What you should do |
Copy all lines holding the word "JSON" from the entries.

Records for processing |
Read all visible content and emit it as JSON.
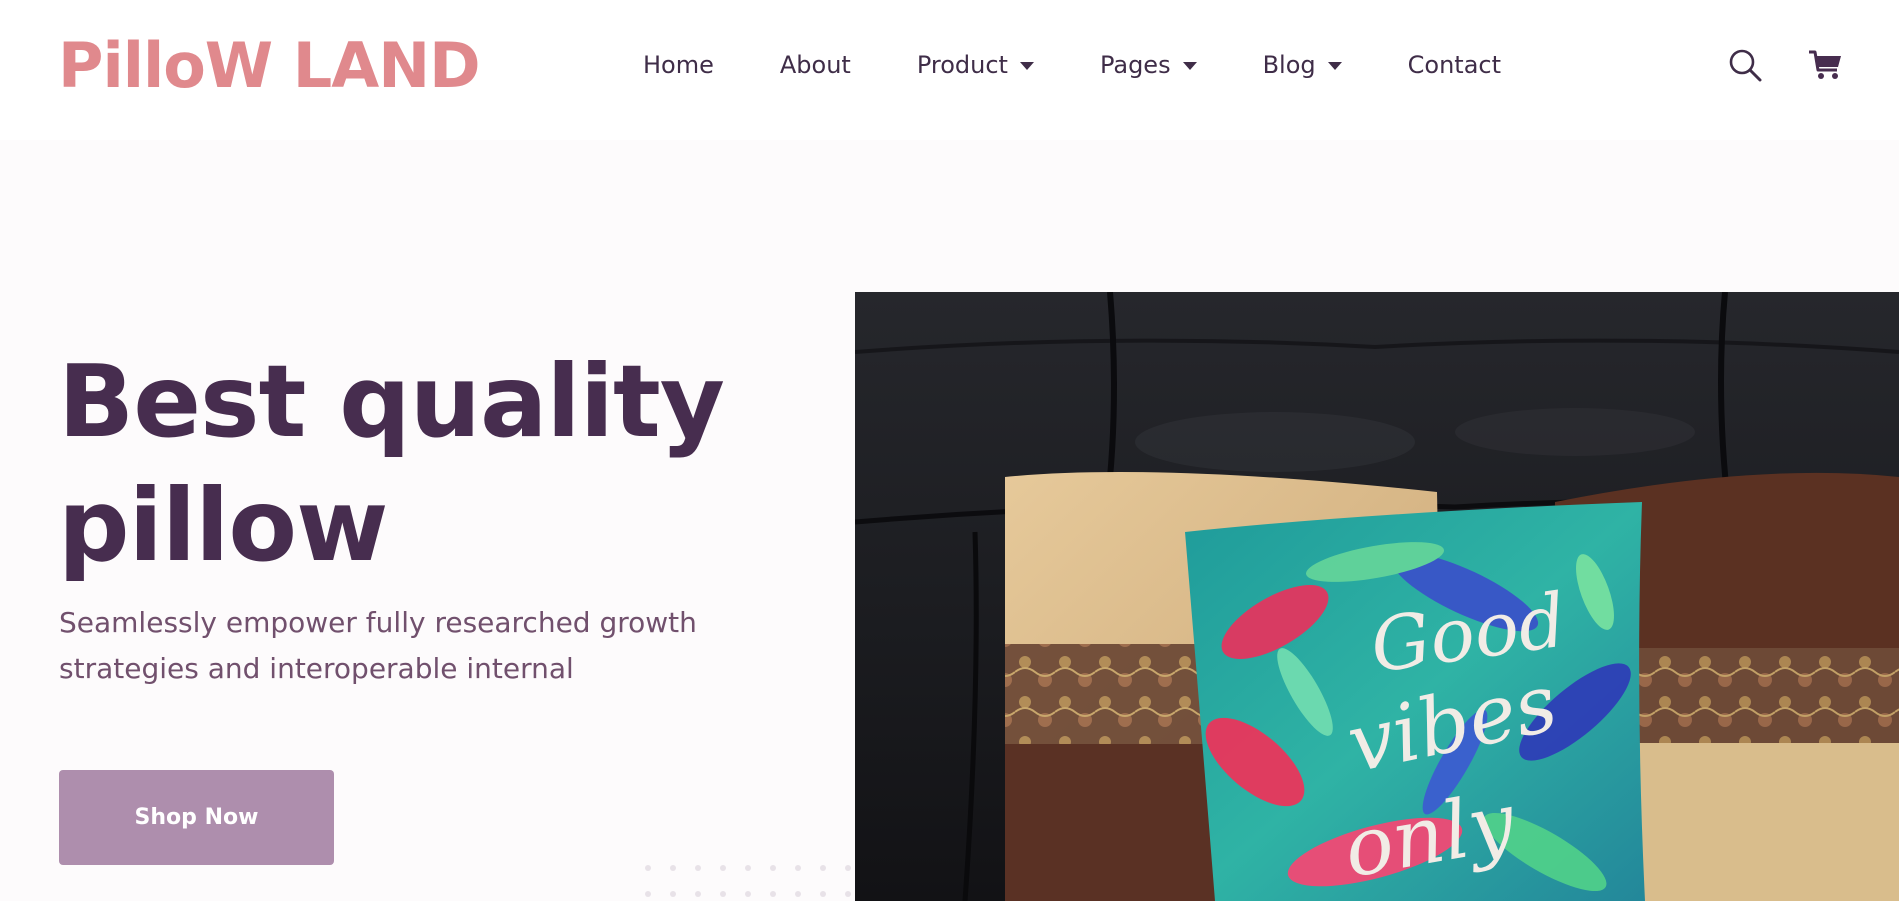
{
  "brand": {
    "logo": "PilloW LAND",
    "color": "#e0898d"
  },
  "nav": {
    "items": [
      {
        "label": "Home",
        "dropdown": false
      },
      {
        "label": "About",
        "dropdown": false
      },
      {
        "label": "Product",
        "dropdown": true
      },
      {
        "label": "Pages",
        "dropdown": true
      },
      {
        "label": "Blog",
        "dropdown": true
      },
      {
        "label": "Contact",
        "dropdown": false
      }
    ]
  },
  "header_icons": {
    "search": "search-icon",
    "cart": "cart-icon"
  },
  "hero": {
    "title_line1": "Best quality",
    "title_line2": "pillow",
    "subtitle_line1": "Seamlessly empower fully researched growth",
    "subtitle_line2": "strategies and interoperable internal",
    "cta_label": "Shop Now",
    "pillow_text": [
      "Good",
      "vibes",
      "only"
    ]
  },
  "colors": {
    "heading": "#472d4f",
    "nav_text": "#3f2d48",
    "subtitle": "#71506d",
    "button": "#ae8ead"
  }
}
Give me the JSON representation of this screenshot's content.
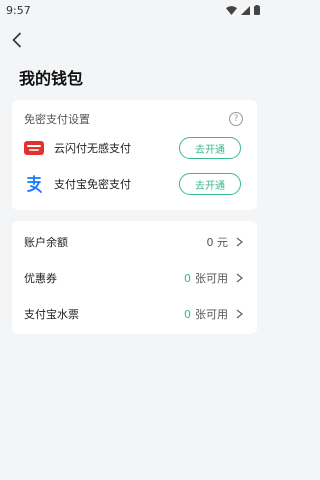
{
  "status": {
    "time": "9:57"
  },
  "page": {
    "title": "我的钱包"
  },
  "payment_settings": {
    "header": "免密支付设置",
    "help_glyph": "?",
    "items": [
      {
        "label": "云闪付无感支付",
        "button": "去开通",
        "icon": "unionpay-icon",
        "brand_color": "#e2322d"
      },
      {
        "label": "支付宝免密支付",
        "button": "去开通",
        "icon": "alipay-icon",
        "brand_color": "#1677ff"
      }
    ]
  },
  "wallet_items": {
    "balance": {
      "label": "账户余额",
      "value": "0 元"
    },
    "coupons": {
      "label": "优惠券",
      "count": "0",
      "suffix": "张可用"
    },
    "alipay_tickets": {
      "label": "支付宝水票",
      "count": "0",
      "suffix": "张可用"
    }
  },
  "colors": {
    "accent": "#39b98f",
    "background": "#f4f5f7"
  }
}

Written solution |
Read all visible content and emit it as JSON.
Give me the JSON representation of this screenshot's content.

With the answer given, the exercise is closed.